Canadian marijuana stocks have taken a tumble of late, but as we move closer to next year’s legalization of recreational cannabis, investors are wondering where the sector is headed. Is there another major run in the works? With so many unknowns about the pot industry, anything’s possible.
Canadian cannabis stocks have certainly seen healthy growth, stretching back to the fall of 2015 when the Liberal government first came to power on the promise of turning over a century’s worth of prohibition on recreational use. Even leading up to this April’s introduction of a legal framework, stocks bounced upwards. Only to fall into the doldrums ever since.
Some, like Canopy Growth Corp., Canada’s first billion-dollar pot company, have seen shares drop 21 per cent over the past three months. Markham, Ontario’s MedReleaf Corp. lost a whopping 28 per cent after its IPO, and across the continent, the North American Medical Marijuana Index has fallen 21 per cent in three months.
Is this a correction? Are cannabis stocks overvalued? There’s going to be a long build-up between now and next summer, so what can we expect from the industry?
“I don’t think the stocks are overvalued,” says Bruce Linton, Chief Executive Officer of Canopy Growth Corp., to Cantech Letter. “Why have they gone a little quieter? Over the last two years, we’ve had a good news cycle for cannabis. Right now, there are no new major federal events, other than say next June when they cut the ribbons on the first points of sale. Currently, it’s all of us companies just working away.”
Darren Karasiuk, VP Strategy at MedReleaf, agrees. “Clearly, we see a lot of growth for the cannabis sector,” says Karasiuk to Cantech. “The medical market continues to outpace Health Canada estimates and new global markets continue to open and are looking to Canada, a global leader, for insight and direction.”
Right now, countries like Germany, Australia and Brazil are making moves towards legalization, meaning that the few years’ head start owned by Canadian companies may be the difference in the end. In fact, that could be the cannabis sector’s saving grace.
Speculation has it that once the recreational industry gets up and running, the big players in the rec industry (think alcohol and tobacco) will want to swoop into the newly-developed territory, meaning that only the strongest of Canada’s marijuana companies will have a fighting chance.
“We believe that there will be M&A activity in the future, most likely from global tobacco, alcohol or pharmaceutical companies, even agricultural tech companies,” says Noel Atkinson, an analyst who covers the sector for Clarus Securities, to Cantech. “But we don’t expect any of that until it’s crystal clear that the recreational market is rolling out to expectations. Likely, it’ll take six months to a year after legalization to see how it all shakes out.”

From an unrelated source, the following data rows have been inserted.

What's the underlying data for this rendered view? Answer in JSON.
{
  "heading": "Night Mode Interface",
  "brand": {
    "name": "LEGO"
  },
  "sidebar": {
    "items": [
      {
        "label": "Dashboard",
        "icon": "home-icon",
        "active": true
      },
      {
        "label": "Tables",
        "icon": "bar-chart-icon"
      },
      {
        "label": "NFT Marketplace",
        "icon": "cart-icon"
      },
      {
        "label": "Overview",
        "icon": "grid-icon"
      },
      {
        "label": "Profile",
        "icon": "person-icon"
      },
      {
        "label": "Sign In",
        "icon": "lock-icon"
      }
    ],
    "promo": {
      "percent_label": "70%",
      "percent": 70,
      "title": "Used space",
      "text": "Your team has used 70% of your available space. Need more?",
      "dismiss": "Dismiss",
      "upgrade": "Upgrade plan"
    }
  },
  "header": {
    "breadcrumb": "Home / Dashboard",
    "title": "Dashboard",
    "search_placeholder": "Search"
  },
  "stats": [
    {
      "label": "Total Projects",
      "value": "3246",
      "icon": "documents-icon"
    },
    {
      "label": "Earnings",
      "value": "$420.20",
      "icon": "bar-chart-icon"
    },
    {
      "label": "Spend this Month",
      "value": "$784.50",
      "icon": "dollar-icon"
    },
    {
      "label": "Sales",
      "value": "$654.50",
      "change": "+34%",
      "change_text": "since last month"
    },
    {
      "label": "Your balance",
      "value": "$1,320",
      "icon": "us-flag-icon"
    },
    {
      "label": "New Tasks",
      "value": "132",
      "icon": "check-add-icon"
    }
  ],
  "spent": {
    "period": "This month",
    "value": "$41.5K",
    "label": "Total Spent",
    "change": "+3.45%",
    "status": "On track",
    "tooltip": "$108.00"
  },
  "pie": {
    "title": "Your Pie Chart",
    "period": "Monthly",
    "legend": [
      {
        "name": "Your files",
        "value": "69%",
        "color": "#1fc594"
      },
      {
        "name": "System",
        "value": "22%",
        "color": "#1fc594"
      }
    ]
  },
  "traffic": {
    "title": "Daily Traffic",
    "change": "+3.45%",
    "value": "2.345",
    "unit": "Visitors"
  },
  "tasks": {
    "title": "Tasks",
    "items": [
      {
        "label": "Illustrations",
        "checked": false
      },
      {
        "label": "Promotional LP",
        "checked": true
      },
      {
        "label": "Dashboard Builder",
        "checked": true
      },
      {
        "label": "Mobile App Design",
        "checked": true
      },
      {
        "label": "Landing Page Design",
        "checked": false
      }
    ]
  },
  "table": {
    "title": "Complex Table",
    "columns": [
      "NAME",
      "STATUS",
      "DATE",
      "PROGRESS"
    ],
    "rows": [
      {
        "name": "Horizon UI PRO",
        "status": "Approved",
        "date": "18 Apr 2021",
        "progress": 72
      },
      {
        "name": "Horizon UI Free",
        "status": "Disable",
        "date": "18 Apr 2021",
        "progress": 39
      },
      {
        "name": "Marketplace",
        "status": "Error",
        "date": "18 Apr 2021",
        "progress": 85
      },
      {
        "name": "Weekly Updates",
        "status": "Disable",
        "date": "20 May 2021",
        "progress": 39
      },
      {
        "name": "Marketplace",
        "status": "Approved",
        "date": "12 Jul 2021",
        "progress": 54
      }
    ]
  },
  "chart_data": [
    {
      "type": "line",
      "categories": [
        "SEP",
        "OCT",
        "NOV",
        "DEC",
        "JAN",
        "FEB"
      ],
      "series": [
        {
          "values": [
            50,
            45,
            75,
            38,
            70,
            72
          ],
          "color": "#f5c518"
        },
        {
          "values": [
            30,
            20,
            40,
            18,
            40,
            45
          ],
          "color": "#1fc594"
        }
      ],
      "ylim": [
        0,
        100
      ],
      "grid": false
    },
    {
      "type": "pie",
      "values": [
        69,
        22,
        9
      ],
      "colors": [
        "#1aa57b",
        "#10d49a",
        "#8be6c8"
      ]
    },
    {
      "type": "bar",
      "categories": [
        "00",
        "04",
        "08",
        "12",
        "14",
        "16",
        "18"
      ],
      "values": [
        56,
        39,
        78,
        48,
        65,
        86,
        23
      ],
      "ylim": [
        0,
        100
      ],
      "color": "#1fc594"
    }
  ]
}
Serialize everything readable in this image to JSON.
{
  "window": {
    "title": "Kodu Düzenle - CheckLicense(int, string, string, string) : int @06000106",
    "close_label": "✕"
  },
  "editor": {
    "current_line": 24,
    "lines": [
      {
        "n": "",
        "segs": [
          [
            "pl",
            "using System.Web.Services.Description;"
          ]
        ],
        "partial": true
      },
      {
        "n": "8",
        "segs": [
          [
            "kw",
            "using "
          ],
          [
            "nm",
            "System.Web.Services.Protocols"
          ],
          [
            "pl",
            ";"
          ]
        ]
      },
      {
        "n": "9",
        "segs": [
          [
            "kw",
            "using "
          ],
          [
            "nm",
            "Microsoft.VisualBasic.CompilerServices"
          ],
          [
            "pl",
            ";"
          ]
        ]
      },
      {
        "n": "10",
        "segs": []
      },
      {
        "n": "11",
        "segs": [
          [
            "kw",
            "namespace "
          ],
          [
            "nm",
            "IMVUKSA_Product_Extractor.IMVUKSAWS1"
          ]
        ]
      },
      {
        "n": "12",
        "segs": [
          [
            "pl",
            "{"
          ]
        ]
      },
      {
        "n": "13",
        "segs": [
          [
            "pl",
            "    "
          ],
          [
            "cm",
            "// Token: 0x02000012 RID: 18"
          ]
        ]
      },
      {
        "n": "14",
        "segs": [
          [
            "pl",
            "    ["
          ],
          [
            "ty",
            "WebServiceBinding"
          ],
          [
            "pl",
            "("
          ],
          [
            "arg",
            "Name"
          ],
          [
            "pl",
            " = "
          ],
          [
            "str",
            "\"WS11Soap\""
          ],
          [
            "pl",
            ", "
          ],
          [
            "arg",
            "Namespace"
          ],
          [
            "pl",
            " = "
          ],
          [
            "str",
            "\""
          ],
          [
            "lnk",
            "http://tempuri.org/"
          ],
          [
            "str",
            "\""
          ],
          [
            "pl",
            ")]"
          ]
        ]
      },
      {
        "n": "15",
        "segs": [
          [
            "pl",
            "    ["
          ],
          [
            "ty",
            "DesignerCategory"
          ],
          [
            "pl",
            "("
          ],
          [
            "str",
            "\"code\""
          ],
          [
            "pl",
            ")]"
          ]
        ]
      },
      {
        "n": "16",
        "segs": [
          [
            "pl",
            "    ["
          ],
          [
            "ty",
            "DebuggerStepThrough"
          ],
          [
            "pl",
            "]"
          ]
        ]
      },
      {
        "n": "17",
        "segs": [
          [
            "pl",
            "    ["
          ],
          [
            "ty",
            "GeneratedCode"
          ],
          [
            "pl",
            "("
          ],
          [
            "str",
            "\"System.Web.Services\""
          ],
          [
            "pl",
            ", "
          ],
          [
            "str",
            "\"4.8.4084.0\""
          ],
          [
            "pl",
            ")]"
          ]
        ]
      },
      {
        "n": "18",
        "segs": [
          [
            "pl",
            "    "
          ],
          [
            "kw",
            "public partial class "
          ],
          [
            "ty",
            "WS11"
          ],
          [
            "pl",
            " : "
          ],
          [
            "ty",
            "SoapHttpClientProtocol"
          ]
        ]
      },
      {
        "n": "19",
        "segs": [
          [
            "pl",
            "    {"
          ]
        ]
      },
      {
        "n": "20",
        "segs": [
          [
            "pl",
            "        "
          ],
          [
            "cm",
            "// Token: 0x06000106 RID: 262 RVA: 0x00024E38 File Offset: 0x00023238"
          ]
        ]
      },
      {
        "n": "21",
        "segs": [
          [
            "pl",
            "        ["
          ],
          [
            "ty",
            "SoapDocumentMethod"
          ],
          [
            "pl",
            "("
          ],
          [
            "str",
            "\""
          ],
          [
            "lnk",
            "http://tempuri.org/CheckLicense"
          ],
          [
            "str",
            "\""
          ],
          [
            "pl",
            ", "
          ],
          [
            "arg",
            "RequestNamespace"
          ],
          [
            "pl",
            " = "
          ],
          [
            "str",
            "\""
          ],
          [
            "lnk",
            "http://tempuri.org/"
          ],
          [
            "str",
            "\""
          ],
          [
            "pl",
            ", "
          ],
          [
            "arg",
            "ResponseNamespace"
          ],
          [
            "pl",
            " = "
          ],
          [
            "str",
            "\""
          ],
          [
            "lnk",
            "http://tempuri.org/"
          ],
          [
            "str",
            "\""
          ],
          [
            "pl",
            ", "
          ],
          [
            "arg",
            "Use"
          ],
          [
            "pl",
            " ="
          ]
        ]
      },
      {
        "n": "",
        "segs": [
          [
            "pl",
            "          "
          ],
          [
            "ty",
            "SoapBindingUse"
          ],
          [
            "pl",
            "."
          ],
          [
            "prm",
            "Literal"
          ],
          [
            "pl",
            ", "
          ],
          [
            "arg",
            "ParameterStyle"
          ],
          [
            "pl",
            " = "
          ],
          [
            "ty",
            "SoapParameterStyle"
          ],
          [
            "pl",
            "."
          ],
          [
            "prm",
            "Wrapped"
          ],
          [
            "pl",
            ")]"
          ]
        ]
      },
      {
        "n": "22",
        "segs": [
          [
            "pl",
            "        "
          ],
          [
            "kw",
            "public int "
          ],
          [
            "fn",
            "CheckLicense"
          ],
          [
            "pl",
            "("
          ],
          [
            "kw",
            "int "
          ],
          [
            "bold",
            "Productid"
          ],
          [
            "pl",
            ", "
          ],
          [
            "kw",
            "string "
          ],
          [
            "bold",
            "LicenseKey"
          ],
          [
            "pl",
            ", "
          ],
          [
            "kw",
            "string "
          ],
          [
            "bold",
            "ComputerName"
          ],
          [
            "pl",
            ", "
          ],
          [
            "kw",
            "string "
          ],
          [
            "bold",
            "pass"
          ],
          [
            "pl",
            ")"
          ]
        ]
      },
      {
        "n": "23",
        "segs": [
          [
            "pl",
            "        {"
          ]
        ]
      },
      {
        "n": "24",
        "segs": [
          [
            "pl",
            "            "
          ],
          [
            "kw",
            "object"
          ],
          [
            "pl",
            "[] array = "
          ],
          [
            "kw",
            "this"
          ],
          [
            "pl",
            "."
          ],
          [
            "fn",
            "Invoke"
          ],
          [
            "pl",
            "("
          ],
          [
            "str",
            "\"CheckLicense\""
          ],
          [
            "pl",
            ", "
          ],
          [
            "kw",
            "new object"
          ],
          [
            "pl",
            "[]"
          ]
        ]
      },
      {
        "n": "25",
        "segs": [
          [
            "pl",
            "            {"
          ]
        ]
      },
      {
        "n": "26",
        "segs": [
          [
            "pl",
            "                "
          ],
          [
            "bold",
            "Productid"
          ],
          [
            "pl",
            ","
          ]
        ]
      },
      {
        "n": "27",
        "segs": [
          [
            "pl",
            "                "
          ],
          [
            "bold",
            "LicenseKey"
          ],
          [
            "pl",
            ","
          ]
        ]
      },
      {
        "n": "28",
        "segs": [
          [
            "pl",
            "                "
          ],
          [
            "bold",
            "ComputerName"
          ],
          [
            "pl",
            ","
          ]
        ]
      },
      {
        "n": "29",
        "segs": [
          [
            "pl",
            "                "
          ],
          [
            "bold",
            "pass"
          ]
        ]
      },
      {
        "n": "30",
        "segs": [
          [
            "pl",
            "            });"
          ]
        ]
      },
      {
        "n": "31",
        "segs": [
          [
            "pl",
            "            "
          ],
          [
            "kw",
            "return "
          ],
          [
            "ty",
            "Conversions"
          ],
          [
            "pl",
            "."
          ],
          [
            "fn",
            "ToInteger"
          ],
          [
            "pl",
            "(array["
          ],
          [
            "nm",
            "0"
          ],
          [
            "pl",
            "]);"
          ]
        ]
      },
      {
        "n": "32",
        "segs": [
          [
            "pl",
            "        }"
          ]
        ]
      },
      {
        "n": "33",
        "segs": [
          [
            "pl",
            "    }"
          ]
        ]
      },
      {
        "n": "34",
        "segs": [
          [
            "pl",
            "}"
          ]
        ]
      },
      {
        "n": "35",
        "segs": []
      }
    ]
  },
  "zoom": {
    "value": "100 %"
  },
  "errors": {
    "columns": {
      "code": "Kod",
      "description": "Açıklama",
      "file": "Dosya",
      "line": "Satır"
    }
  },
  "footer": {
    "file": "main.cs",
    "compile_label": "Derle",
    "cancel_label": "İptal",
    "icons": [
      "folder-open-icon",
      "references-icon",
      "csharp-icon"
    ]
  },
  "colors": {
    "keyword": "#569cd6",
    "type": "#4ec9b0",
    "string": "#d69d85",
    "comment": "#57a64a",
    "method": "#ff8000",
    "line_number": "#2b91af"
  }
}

Although there are a few examples to draw upon —states like Colorado and Washington in the US, for example— legal recreational pot still carries a frightening number of unknowns. How much of the current black market production will shift over to legitimate businesses? Who among us curious Canadians or casual pot smokers will start indulging on a regular basis? When will pharmacies get involved and inevitably start squeezing profit margins for producers?
All that makes the market too unstable for many investors, but Atkinson contends that once legal pot gets going, the field will whittle down to a more manageable set of legitimate, investable companies.
“Today, we see a small handful of the current licensed producers that we call advanced producers, with a meaningful history of producing to Health Canada requirements and trying to continually innovate their processes, setting up international connections,” says Atkinson. “Of all the public companies out there, it’s these advanced producers that are going to dominate once this sector evolves.”
It’s still not easy to know how to pick ‘em, though, as right now, public marijuana companies seem to be travelling in pack formation.
“From a valuation standpoint, the most difficult thing is that you’re trying to project on what we know today to 2020, ’21,” says Bruce Campbell, portfolio manager at StoneCastle Investment Management, to Cantech. “But I think right now, the valuations are probably pretty decent, if anything they’re more attractive now than they were going back to April.”
“It’ll take a while, but you’ll eventually see the sector sort itself out as individual companies instead of trading up and down as a whole sector,” says Campbell. “Then, it’ll come down to who’s executing, who’s producing at a level that they said they’d produce, that’ll drive the individual stock prices.”